Twenty-five years earlier, Ruby Reyes, known as the Ice Queen, was convicted of a similar murder in a trial that riveted Canada in the early nineties. Reyes knows who Paris really is, and when she’s unexpectedly released from prison, she threatens to expose all of Paris’s secrets. Left with no other choice, Paris must finally confront the dark past she escaped, once and for all.
Because the only thing worse than a murder charge are two murder charges.
Reasons to read it: This is a gripping story of people running from their pasts. As engaging as this book is — with its many twists and the mystery of what truly happened years ago looming — there is still a lot of time given to character development. With the shift in perspectives as well as past and present, we’re given fully fleshed-out characters with more understandable motives.
The Bodyguard by Katherine Center
New York Times best-selling author Katherine Center’s The Bodyguard is unabashedly romantic, laugh-out-loud funny, and the perfect summer read.
She’s got his back.
Hannah Brooks looks more like a kindergarten teacher than somebody who could kill you with a wine bottle opener. Or a ballpoint pen. Or a dinner napkin. But the truth is, she’s an Executive Protection Agent (aka “bodyguard”), and she just got hired to protect superstar actor Jack Stapleton from his middle-aged, corgi-breeding stalker.
He’s got her heart.
Jack Stapleton’s a household name — captured by paparazzi on beaches the world over, famous for, among other things, rising out of the waves in all manner of clingy board shorts and glistening like a Roman deity. But a few years back, in the wake of a family tragedy, he dropped from the public eye and went off the grid.
They’ve got a secret.

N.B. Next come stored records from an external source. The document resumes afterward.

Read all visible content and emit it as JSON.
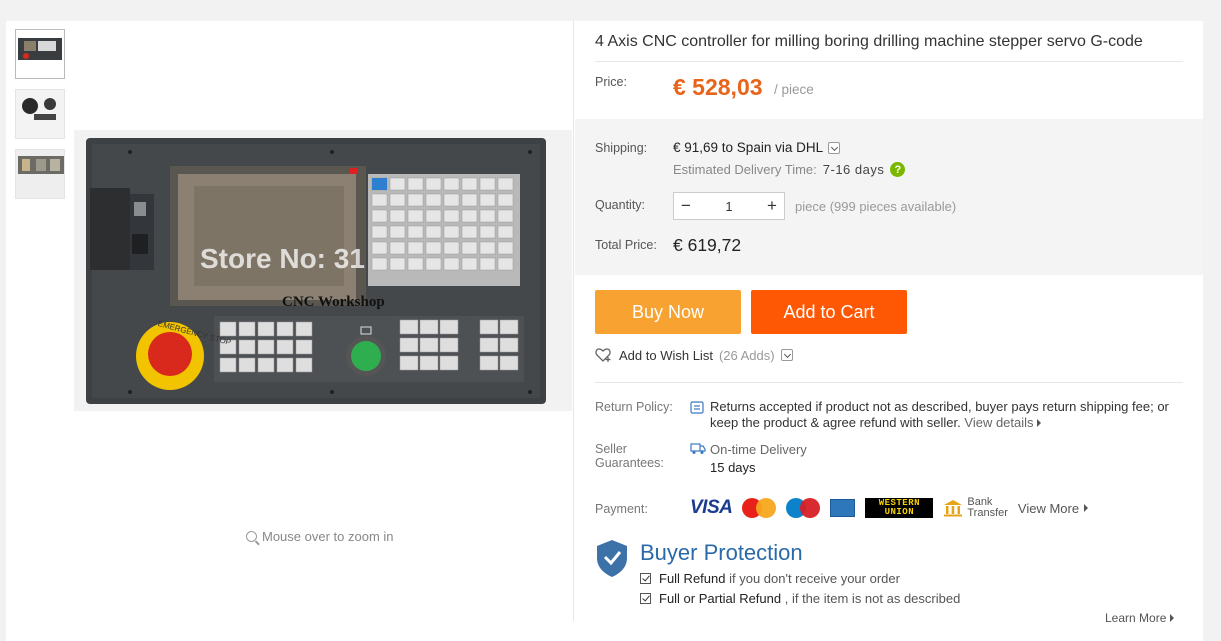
{
  "product": {
    "title": "4 Axis CNC controller for milling boring drilling machine stepper servo G-code",
    "thumbnails": [
      "thumb-controller-front",
      "thumb-handwheel",
      "thumb-controller-back"
    ]
  },
  "main_image": {
    "watermark": "Store No: 31",
    "panel_label": "CNC Workshop",
    "estop_label": "EMERGENCY STOP"
  },
  "zoom_hint": "Mouse over to zoom in",
  "price": {
    "label": "Price:",
    "value": "€ 528,03",
    "unit": "/ piece"
  },
  "shipping": {
    "label": "Shipping:",
    "value": "€ 91,69 to Spain via DHL",
    "delivery_label": "Estimated Delivery Time:",
    "delivery_days": "7-16  days",
    "help_icon": "question-icon"
  },
  "quantity": {
    "label": "Quantity:",
    "value": "1",
    "minus": "−",
    "plus": "+",
    "available": "piece (999 pieces available)"
  },
  "total": {
    "label": "Total Price:",
    "value": "€ 619,72"
  },
  "actions": {
    "buy_now": "Buy Now",
    "add_to_cart": "Add to Cart",
    "wish_list": "Add to Wish List",
    "wish_count": "(26 Adds)"
  },
  "return_policy": {
    "label": "Return Policy:",
    "text": "Returns accepted if product not as described, buyer pays return shipping fee; or keep the product & agree refund with seller.",
    "view_details": "View details"
  },
  "seller_guarantees": {
    "label_line1": "Seller",
    "label_line2": "Guarantees:",
    "item": "On-time Delivery",
    "days": "15 days"
  },
  "payment": {
    "label": "Payment:",
    "visa": "VISA",
    "mastercard": "MasterCard",
    "maestro": "Maestro",
    "western_union_1": "WESTERN",
    "western_union_2": "UNION",
    "bank_line1": "Bank",
    "bank_line2": "Transfer",
    "view_more": "View More"
  },
  "buyer_protection": {
    "title": "Buyer Protection",
    "item1_bold": "Full Refund",
    "item1_rest": " if you don't receive your order",
    "item2_bold": "Full or Partial Refund",
    "item2_rest": " , if the item is not as described",
    "learn_more": "Learn More"
  },
  "colors": {
    "price": "#e8641b",
    "buy_now": "#f8a231",
    "add_to_cart": "#fe5805",
    "buyer_protection": "#2a6aa8"
  }
}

When Jack’s mom gets sick, he comes home to the family’s Texas ranch to help out. Only one catch: He doesn’t want his family to know about his stalker. Or the bodyguard thing. And so Hannah — against her will and her better judgment — finds herself pretending to be Jack’s girlfriend as a cover. Even though her ex, like a jerk, says no one will believe it.
What could possibly go wrong???
Hannah hardly believes it, herself. But the more time she spends with Jack, the more real it all starts to seem. And there lies the heartbreak. Because it’s easy for Hannah to protect Jack. But protecting her own, long-neglected heart? That’s the hardest thing she’s ever done.
Reasons to read it: This fake dating romance has a bit of a gender role reversal with the woman being the bodyguard, which is refreshing and works well to progress the story. The romance is slow burn, the laughs constant, and the book overall sweet. A perfectly light-hearted read. Helen Hoang, author of The Heart Principle, says it’s “Great rollicking fun! Prepare to laugh and swoon and grin your pants off.”
Other Book Riot Resources for New Book Releases
- All the Books, our weekly new book releases podcast, where Liberty and a cast of co-hosts talk about eight books out that week that we’ve read and loved.
- The New Books Newsletter, where we send you an email of the books out this week that are getting buzz.
- Finally, if you want the real inside scoop on new releases, you have to check out Book Riot Insiders’ New Releases Index! That’s where I find 90% of new releases, and you can filter by trending books, Rioters’ picks, and even LGBTQ new releases!